Home  ›  News  ›

CES 2006

Intro Part 1 Part 2 Part 3 Part 4 Comments  100+  

Cingular 3G ROKR E2 Samsung D807 Samsung T709  

As anyone following the industry knows by now, Cingular recently launched their 3G service. In a rare turn of events, a U.S. carrier actually launched a new technology before anyone else. That technology is HSDPA, and Cingular currently has the first and only large-scale deployment of this new WCDMA/UMTS-based 3G technology.

What's available now is just a data card for laptops, but later this month, Cingular will launch its first two WCDMA phones for consumers: the Samsung ZX10 and the LG CU320.


The two phones are fairly similar in terms of features, although the LG CU320 (above) has Bluetooth and tri-band GSM (850/1800/1900). The ZX10 lacks Bluetooth, but does feature quad-band GSM for better global roaming. Both phones have swivel megapixel cameras and a microSD memory card slot. Both phones can also handle simultaneous voice and data connections, which is something that current EV-DO phones for Sprint and Verizon can't do.

The ZX10 and CU320 are the whole lineup for this quarter, but things will take another step forward in the 2nd quarter, when more 3G phones are added to the lineup, including the first models with HSDPA for even faster data rates.


The Samsung ZX20 will be one of the first HSDPA models for Cingular. It looks identical to the ZX10, but adds Bluetooth in addition to HSDPA. In fact, the only way we could tell them apart was to look for Bluetooth in the menus.

Also in the 2nd quarter, Cingular plans to add an HSDPA model from LG, as well as 3G models from Nokia, Motorola, and Sony Ericsson (although none with HSDPA).

The Nokia model is expected to be the recently-announced N80, although it won't be the exact version Nokia announced. Nokia announced the N80 with support for WCDMA 1900, but not WCDMA in the 850 MHz frequency band. That's a problem, because WCDMA 850 is a Cingular requirement. At the moment, Cingular's 3G network is 1900-only, but that will change in a few months as Cingular lights up 3G in more east-coast cities, some of which will be 850-only.

Look for the tweaked N80 (with WCDMA 850 and 1900) in the 2nd quarter. It's not clear if Nokia will tweak the recently-announced 6282 to add WCDMA 850 as well.

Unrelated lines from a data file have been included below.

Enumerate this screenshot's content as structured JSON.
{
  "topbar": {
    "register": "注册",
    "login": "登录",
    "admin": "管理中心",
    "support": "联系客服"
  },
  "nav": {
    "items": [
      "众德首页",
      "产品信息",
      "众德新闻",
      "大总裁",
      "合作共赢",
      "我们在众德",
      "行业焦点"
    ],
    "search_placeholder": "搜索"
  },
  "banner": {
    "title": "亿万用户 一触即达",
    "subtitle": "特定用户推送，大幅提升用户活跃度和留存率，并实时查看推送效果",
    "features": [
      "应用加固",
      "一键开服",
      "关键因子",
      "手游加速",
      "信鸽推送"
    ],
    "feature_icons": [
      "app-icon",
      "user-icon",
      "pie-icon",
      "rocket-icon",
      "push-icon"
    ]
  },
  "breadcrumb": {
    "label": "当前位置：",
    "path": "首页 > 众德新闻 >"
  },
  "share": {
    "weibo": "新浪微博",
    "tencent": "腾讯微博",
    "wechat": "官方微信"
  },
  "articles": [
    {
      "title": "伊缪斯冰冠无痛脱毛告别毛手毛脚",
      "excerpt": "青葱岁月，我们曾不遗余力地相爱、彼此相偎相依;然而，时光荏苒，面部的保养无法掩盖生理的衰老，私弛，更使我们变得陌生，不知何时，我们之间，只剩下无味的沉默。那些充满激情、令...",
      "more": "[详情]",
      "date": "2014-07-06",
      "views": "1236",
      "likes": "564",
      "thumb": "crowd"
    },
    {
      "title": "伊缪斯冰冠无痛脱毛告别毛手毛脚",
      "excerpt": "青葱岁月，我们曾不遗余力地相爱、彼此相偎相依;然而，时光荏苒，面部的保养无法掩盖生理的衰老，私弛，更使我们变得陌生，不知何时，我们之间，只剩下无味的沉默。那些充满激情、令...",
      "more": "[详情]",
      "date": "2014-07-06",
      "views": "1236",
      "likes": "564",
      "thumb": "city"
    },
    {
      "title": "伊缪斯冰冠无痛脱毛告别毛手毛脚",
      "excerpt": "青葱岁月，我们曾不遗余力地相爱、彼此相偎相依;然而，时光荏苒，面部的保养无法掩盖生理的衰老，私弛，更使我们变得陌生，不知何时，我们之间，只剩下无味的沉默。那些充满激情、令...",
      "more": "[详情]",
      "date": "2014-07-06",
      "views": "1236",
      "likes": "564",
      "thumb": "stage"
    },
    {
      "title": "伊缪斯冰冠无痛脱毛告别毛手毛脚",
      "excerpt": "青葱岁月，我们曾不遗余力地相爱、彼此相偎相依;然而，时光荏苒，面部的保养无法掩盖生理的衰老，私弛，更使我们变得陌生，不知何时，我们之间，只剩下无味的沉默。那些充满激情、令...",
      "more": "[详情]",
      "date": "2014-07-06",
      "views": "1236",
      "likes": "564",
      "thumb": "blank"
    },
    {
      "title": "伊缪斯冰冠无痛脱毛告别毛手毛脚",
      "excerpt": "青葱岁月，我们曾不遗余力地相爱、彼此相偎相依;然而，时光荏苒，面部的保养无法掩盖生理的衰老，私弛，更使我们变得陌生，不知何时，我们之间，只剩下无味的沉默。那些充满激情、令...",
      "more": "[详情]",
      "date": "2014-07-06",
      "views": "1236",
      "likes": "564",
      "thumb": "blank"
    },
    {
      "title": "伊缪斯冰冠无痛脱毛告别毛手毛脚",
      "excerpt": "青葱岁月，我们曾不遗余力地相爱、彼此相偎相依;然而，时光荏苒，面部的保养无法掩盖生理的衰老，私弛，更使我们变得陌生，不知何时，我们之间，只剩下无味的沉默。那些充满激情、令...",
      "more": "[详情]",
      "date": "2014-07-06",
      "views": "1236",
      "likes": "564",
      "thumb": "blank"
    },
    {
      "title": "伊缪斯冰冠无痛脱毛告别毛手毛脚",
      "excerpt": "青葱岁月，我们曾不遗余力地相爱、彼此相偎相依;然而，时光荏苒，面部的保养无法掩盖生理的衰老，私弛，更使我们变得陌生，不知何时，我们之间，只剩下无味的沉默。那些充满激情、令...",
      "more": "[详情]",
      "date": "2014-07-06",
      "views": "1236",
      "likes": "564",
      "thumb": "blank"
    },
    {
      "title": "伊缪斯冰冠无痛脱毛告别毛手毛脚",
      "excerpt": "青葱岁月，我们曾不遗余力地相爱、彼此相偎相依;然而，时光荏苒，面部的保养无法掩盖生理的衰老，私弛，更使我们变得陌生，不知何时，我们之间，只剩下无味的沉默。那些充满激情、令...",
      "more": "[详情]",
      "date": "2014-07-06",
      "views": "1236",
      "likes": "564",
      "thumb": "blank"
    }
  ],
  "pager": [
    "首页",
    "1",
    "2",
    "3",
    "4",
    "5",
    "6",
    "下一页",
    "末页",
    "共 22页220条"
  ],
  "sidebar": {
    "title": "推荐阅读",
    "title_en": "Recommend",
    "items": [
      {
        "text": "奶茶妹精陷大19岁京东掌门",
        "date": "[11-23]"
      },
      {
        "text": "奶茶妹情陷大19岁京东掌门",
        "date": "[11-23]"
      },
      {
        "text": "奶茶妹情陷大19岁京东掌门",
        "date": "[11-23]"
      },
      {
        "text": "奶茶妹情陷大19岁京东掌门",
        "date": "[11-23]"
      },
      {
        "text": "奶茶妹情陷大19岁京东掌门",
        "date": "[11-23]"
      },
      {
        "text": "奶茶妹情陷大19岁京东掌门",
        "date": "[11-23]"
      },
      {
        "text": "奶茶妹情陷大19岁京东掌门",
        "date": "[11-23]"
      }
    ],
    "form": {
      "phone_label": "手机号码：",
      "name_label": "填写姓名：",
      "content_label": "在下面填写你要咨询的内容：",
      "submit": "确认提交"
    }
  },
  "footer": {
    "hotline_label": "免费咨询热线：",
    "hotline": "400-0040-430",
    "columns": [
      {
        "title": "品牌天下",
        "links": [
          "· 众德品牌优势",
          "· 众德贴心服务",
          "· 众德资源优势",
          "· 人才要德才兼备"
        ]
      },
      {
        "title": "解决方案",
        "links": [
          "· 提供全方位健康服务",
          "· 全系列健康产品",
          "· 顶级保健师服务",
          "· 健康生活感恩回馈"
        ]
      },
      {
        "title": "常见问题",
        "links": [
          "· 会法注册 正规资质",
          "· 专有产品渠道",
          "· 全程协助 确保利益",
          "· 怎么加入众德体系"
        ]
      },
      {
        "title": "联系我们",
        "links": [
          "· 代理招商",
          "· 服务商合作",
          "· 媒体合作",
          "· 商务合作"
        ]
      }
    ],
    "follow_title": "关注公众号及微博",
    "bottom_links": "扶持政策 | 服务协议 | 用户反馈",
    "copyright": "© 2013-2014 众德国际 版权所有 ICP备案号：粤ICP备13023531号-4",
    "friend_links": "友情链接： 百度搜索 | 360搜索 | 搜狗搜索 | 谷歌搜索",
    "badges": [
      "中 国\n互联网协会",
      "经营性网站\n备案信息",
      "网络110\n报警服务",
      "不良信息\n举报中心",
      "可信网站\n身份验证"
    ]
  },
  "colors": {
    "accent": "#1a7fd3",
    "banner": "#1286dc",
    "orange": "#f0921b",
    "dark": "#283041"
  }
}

Apparently there was some confusion between Cingular and Nokia about the WCDMA 850 requirement, but now Cingular spokespeople are making it quite clear that they simply will not offer any 3G phones without WCDMA 850.

Finally, later this year, look for Cingular to offer this data card from Option that supports HSDPA at the full 3.6 Mbps data rate:


The current cards (and the forthcoming first crop of HSDPA phones) can only do 1.8 Mbps, even though the network supports 3.6 Mbps. This Option card is the same one that recently made headlines for being the first to achieve the 3.6 Mbps rate in tests in France. Cingular is doing a live demo of the same card here at CES, proving that their network already supports the fast rate.

The Option card supports just about every technology and every frequency band you've ever heard of, which is why they call it the "Globe Trotter". It not only does WCDMA and HSDPA in the 850 and 1900 bands for the US, but also in the 2100 band for the rest of the world. It also supports quad-band EDGE and GPRS.

Cingular also showed us a quick demo of "Cingular Video", their video-on-demand service to compete with Verizon's VCast, etc. It's pretty similar, but using Real (RealPlayer, RealVideo, etc.) The interface is pretty straightforward, with a menu tree of available content, and the ability to bookmark favorite TV shows and other content. Videos load relatively quickly, with only a couple seconds of buffering, and playback is fairly smooth and clear for most content, although not perfect. HBO, ABC, and Comedy Central will be among the featured content providers at launch.

Subscribe to news & reviews with RSS Follow @phonescoop on Threads Follow @phonescoop on Mastodon Phone Scoop on Facebook Follow on Instagram



All content Copyright 2001-2024 Phone Factor, LLC. All Rights Reserved.
Content on this site may not be copied or republished without formal permission.